By Annie Atkinson
Within a few years, older Canadians could have their own affordable, mobile, intelligent robots specifically designed to help them stay healthy, independent and living at home.
Dr. Goldie Nejat, director of the Institute for Robotics and Mechatronics at the University of Toronto, who holds the Canada Research Chair in Robots for Society, and Dr. François Michaud, founding director of the Interdisciplinary Institute for Technological Innovation (3IT) at Université de Sherbrooke, are leading a project to create assistive robots that can be used at home, as well as in hospitals, seniors’ residences and long-term care. The project is funded by AGE-WELL, Canada’s Technology and Aging Network.
The robots will help with daily tasks by prompting seniors with cognitive impairment to do everything from brushing their teeth and getting dressed, to preparing and eating meals, doing exercises and remembering to take their medications.
“The objective is to develop robotic assistance to help promote independence, quality of life and assist older people with activities of daily living,” says Dr. Nejat.
“We focus on cognitive impairment, so what we really want the robot to do is prompt the person and remind them of the steps involved in a task. The robot doesn’t pick up the object or do the task, it helps provide encouragement and prompting for the older person to complete the task themselves.”
The robots will also be able to assist with “brain training” through memory games that can help the older person retain their cognitive abilities.
Telepresence will make “virtual” medical visits possible—without the older adult leaving the home. “The robot is used as a remote and mobile extension of clinicians and caregivers,” says Dr. Michaud. It will also monitor the person’s well-being and signal for help in an emergency.

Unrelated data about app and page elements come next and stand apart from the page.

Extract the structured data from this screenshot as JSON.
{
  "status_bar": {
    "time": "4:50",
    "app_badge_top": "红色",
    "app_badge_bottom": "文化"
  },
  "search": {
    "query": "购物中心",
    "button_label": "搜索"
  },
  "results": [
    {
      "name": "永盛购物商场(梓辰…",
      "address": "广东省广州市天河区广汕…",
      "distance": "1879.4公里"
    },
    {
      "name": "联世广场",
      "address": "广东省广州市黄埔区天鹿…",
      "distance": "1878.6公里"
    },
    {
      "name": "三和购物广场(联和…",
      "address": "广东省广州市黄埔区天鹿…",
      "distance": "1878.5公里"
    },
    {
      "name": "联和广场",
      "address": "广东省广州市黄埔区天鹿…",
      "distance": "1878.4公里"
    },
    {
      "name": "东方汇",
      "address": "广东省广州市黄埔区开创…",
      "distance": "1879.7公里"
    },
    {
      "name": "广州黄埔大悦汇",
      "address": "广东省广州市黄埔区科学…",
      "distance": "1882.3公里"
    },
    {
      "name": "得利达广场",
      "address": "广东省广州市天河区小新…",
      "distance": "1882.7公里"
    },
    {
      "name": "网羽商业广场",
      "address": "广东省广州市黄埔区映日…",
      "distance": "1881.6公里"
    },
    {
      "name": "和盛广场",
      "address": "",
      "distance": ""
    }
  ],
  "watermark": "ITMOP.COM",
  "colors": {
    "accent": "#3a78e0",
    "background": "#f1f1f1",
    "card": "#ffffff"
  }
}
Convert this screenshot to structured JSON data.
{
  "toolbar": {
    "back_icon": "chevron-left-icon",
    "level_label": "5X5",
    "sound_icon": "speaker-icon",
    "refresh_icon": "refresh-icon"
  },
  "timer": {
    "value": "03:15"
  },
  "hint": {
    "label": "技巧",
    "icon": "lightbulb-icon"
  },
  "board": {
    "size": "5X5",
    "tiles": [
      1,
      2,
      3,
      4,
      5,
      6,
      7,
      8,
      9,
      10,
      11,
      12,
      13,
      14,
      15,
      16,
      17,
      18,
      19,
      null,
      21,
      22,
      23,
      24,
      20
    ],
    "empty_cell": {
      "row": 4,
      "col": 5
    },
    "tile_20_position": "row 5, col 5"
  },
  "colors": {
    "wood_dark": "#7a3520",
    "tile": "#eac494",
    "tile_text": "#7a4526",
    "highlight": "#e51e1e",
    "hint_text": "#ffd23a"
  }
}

Don’t imagine a tin box on wheels that goes beep. These are robots with a human-like face and arms, and a video screen at chest level. They will be capable of social interaction including natural two-way conversation, greeting and pointing gestures, facial expressions, and video and text instructions. The robots will also have the ability to move safely around the home, seniors’ residence and care facility environments.
Dr. Nejat and her team are focusing on the human-robot social interactions and activities of daily living assistance aspects of the project while Dr. Michaud and his group are developing the telepresence, video, mapping and navigation capabilities. The project team also includes researchers at Western University and the Université du Quebec à Montréal.
Partners include CrossWing Inc., Vigilent Telesystems Inc. and Chartwell Retirement Residences.
Members of the research team continue work on a large-scale needs assessment with seniors, using focus groups and questionnaires. Dr. Nejat is using a robot named Casper, created by her and her team, to interact with older adults in seniors’ residences and long-term care. Her group has gathered feedback about social, physical and behavioural features that will make the robots helpful and engaging for users.
The results from all of these studies have been used to inform the creation of an AGE-WELL prototype robot, which is in the final stages of design. The prototype will be unveiled in 2018 for testing with users.
“The users’ needs and wants are part of the process from the very beginning,” says Dr. Nejat, whose earlier work with robots has been featured in Time magazine.
Ultimately, this technology, which will be available on the market in two to five years, will “promote the independence of seniors with cognitive impairment, promote aging in place, minimize social isolation and provide cognitive intervention.”
Mobile social robots will not only help older adults, they will also assist professional and family caregivers with elder care by “minimizing their burden of care and allowing caregivers to focus on high-level interactions and tasks with people,” says Dr. Nejat.
“We’ve had a lot of input from caregivers about how they see the robot helping them. It’s included anything from reminders to reposition a resident in bed to serving as a translator since not all seniors and professional caregivers speak the same language.”
People are looking at robotics as “the next big technology,” adds Dr. Nejat. “I think it will have one of the biggest impacts in our lifetime.”
Jennifer Lee, who lives with her 96-year-old mother-in-law, can instantly see the benefits of a socially-assistive robot. “I think it’s a great idea,” says Lee. “And it’s needed.”
A robot would bring her peace of mind when she is at work and her mother-in-law is at home, she says. Lee particularly likes the idea of someone watching out for problems, such as a fall, and ensuring that the stove is not left on.
Another feature that excites her: virtual medical appointments. Getting to the doctor and sitting in waiting rooms can be a big deal for an elderly person and their family member. Doing it virtually would mean “freedom.”
“I think this is amazing,” Lee says. “I want this for myself in the future.”
Annie Atkinson is a freelance writer. AGE-WELL is a federally funded Network of Centres of Excellence that is harnessing the power of new technologies to benefit older adults and caregivers. The pan-Canadian network brings together researchers, industry, non-profits, government, care providers and end-users to develop solutions for healthy aging. For more information, visit http://agewell-nce.ca/